It was, however, a comment made to me after the debate concluded, that has caused me to put pen to paper. A middle-aged, middle-class woman spoke to me, warmly intending her remark to be supportive of my position - that a licence to offend which includes the right to spread racial hatred would inevitably operate to undermine civil society, democracy and indeed freedom of expression. She said: “Whilst the Holocaust is a living memory, people will understand what happened to the Jews.”
Soon, however, the survivors, our vital living witnesses, will be with us no more.
Already, as was apparent from many remarks made from the floor in the debate, ordinary middle-class Australians do not wish to turn their minds to the consequences of allowing unbridled free speech. They were prepared to assume that freedom of speech is a right we all have equally, and can exercise whenever we wish to. The stark reality today is otherwise. A licence to offend is a free pass to vilification, intimidation and bullying.
Vilification deadens honest emotions.
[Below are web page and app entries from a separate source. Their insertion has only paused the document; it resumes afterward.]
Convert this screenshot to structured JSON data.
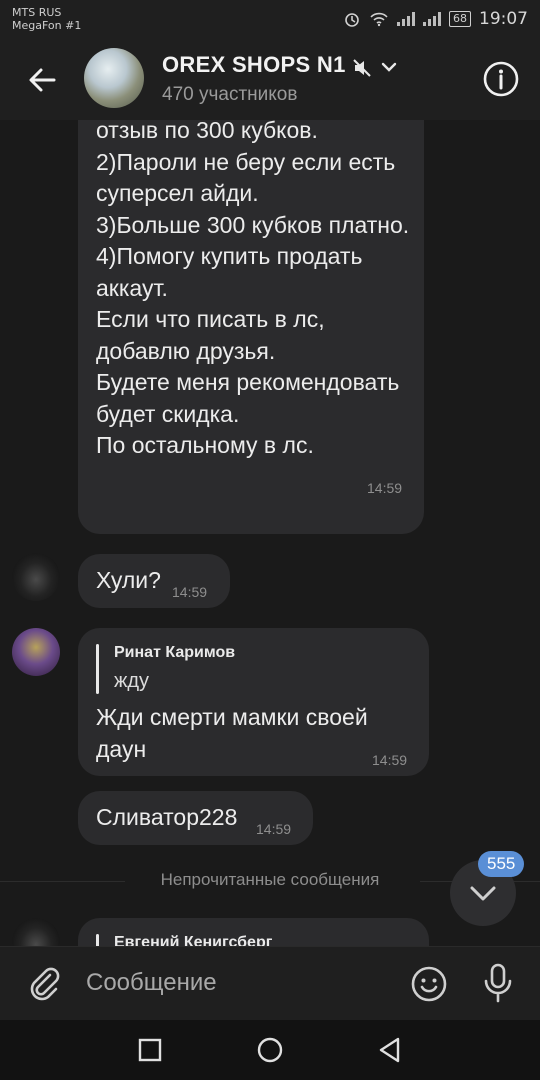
{
  "status_bar": {
    "carrier1": "MTS RUS",
    "carrier2": "MegaFon #1",
    "battery": "68",
    "time": "19:07"
  },
  "header": {
    "title": "OREX SHOPS N1",
    "subtitle": "470 участников"
  },
  "messages": {
    "long": {
      "text": "отзыв по 300 кубков.\n2)Пароли не беру если есть суперсел айди.\n3)Больше 300 кубков платно.\n4)Помогу купить продать аккаут.\nЕсли что писать в лс, добавлю друзья.\nБудете меня рекомендовать будет скидка.\nПо остальному в лс.",
      "time": "14:59"
    },
    "m2": {
      "text": "Хули?",
      "time": "14:59"
    },
    "m3": {
      "quote_author": "Ринат Каримов",
      "quote_text": "жду",
      "text": "Жди смерти мамки своей даун",
      "time": "14:59"
    },
    "m4": {
      "text": "Сливатор228",
      "time": "14:59"
    },
    "m5": {
      "quote_author": "Евгений Кенигсберг"
    }
  },
  "unread_label": "Непрочитанные сообщения",
  "unread_count": "555",
  "composer": {
    "placeholder": "Сообщение"
  },
  "icons": [
    "back-arrow-icon",
    "mute-icon",
    "chevron-down-icon",
    "info-icon",
    "attach-icon",
    "emoji-icon",
    "mic-icon",
    "scroll-down-icon",
    "nav-recent-icon",
    "nav-home-icon",
    "nav-back-icon"
  ]
}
It operates as a social anaesthetic. A licence to offend diminishes the dignity and humanity of those whose participation in society it undermines because it stops or deters the exercise of the right of free speech by its victims. The idea that liberty is measured not by the freedom exercised by one person, but rather by the freedoms exercised by us all, is central to the Australian ethos of a “fair go”. You give your mate a fair go, because that is the right thing to do and once you accept the concept of a fair go for all Australians, you cannot support the position of an absolute right to free speech.
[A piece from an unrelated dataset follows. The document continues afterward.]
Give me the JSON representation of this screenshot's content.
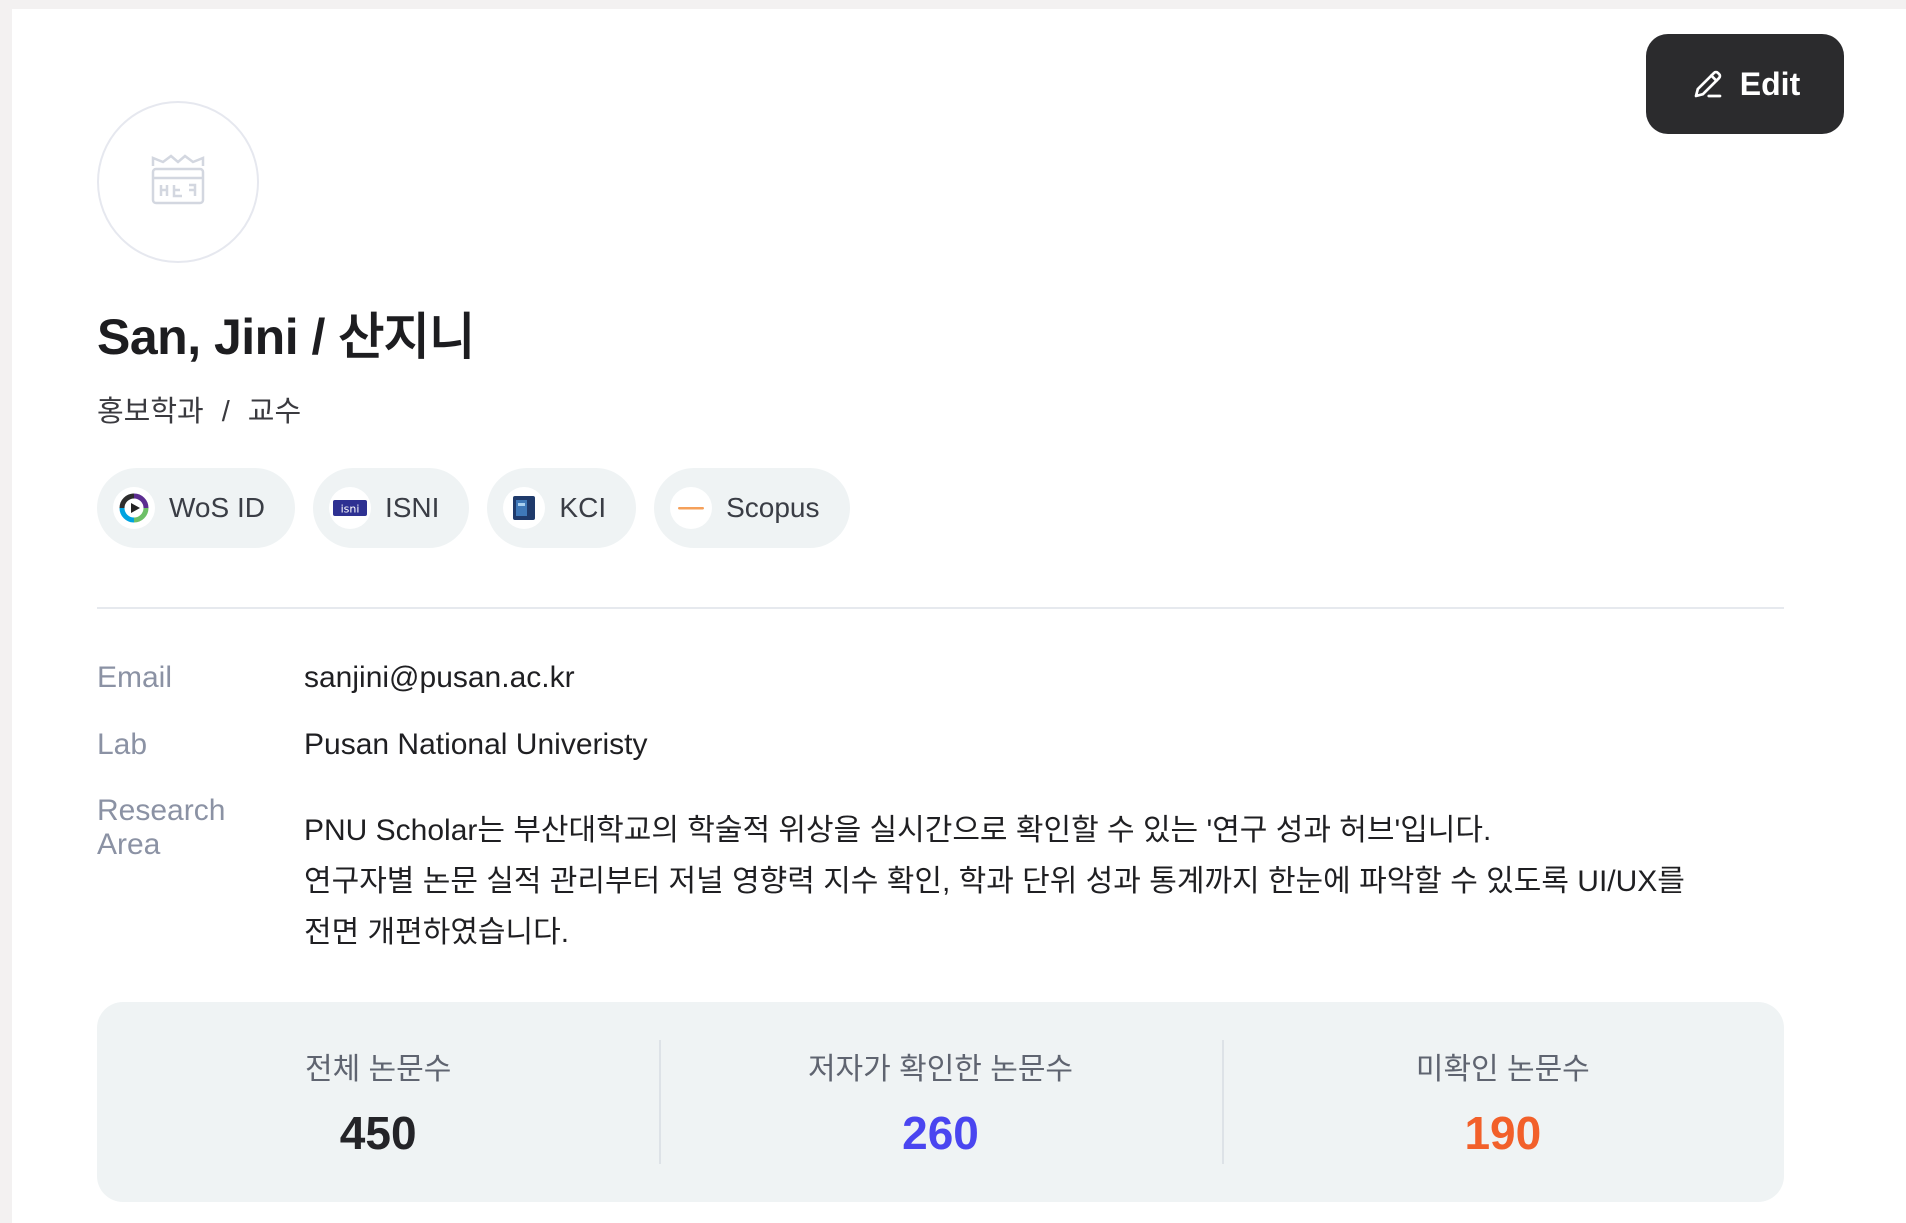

In many parts of the world today, including Europe and North America, the right of free speech is used to deprecate and demonise the Jewish people. Fire bombings of synagogues, desecrations of Jewish cemeteries, and verbal and physical assaults on Jews just because they are Jews have followed. In many European cities, it is simply not safe for observably Jewish people to walk to and from Synagogue on a Friday night without security guards protecting them along the way.
The idea that the rule of law ought to protect the abused against the hatred and violence that inevitably flow from a licence to offend appears to be losing currency.
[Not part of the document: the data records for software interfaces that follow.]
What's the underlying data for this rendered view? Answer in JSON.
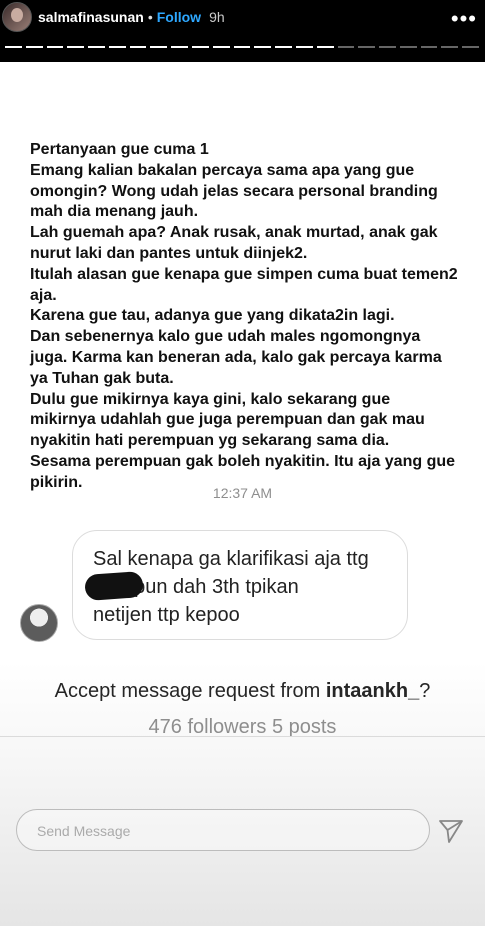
{
  "story_header": {
    "username": "salmafinasunan",
    "dot": "•",
    "follow_label": "Follow",
    "time": "9h",
    "more_icon": "more-dots-icon",
    "progress": {
      "segments_total": 23,
      "segments_viewed": 16
    }
  },
  "conversation": {
    "message_text": "Pertanyaan gue cuma 1\nEmang kalian bakalan percaya sama apa yang gue omongin? Wong udah jelas secara personal branding mah dia menang jauh.\nLah guemah apa? Anak rusak, anak murtad, anak gak nurut laki dan pantes untuk diinjek2.\nItulah alasan gue kenapa gue simpen cuma buat temen2 aja.\nKarena gue tau, adanya gue yang dikata2in lagi.\nDan sebenernya kalo gue udah males ngomongnya juga. Karma kan beneran ada, kalo gak percaya karma ya Tuhan gak buta.\nDulu gue mikirnya kaya gini, kalo sekarang gue mikirnya udahlah gue juga perempuan dan gak mau nyakitin hati perempuan yg sekarang sama dia.\nSesama perempuan gak boleh nyakitin. Itu aja yang gue pikirin.",
    "timestamp": "12:37 AM",
    "incoming_bubble": "Sal kenapa ga klarifikasi aja ttg\n               walopun dah 3th tpikan\nnetijen ttp kepoo"
  },
  "request": {
    "prefix": "Accept message request from ",
    "handle": "intaankh_",
    "suffix": "?",
    "stats": "476 followers 5 posts"
  },
  "reply": {
    "placeholder": "Send Message",
    "send_icon": "send-icon"
  },
  "colors": {
    "accent": "#2ea8ff",
    "text_dark": "#111111",
    "text_muted": "#8e8e8e"
  }
}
And just when we thought Australia was a nation in which racial hatred and genocide would never be given a platform by any public institution of merit, the Anglican Archbishop of Melbourne, Philip Freier, together with Latrobe University’s Centre for Dialogue, led by Professor Joseph Camilleri, have brought to our shores former Iranian President, Seyed Mohammad Khatami.
Khatami is an expert in doublespeak. As President of Iran, Khatami authorised and approved death sentences for gays in Iran. It was on his orders that religious minorities (including Jews, Christians, Sunni and Sufi Muslims, Baha’is and Zoroastrians) faced systematic harassment, discrimination, incarceration, torture and even execution. In an October 2000 televised address, he supported murder of people that the Mullahs of Iran consider to be “wicked” when he declared: "In the Koran, God commanded to kill the wicked … "
And Iran, of course, continues to sponsor terrorist organisations across the globe.
On a visit to Germany as recently as 2008 Khatami defended Holocaust denier Roger Garaudy as “a thinker” and “a believer” whom he publicly suggested was brought to trial merely for publishing “research” which was “displeasing to the West”.
There are others in recent history who also supported the killing of homosexuals, limits on the role of women in society and the dehumanisation and ultimately the murder of Jews and other religious minorities. Do we really want to give a platform to a person whose conduct so belies his deceptively warm words?
It is sad to think that we have learnt so little from a history where the licence to offend has led to social decay and even genocide, that we not accidentally, but sometimes deliberately, repeat the mistakes of the past.
Given the inch of a licence to offend, powerful bullies will take the yard that comes with the power of hatred. A society which truly believes in a fair go, will limit and not licence expression of the offences of prejudice, xenophobia and racial hatred.
Chief Rabbi Sir Jonathan Sacks, recently wrote: “Free speech is one thing; responsible speech another; and a free and gracious society needs both."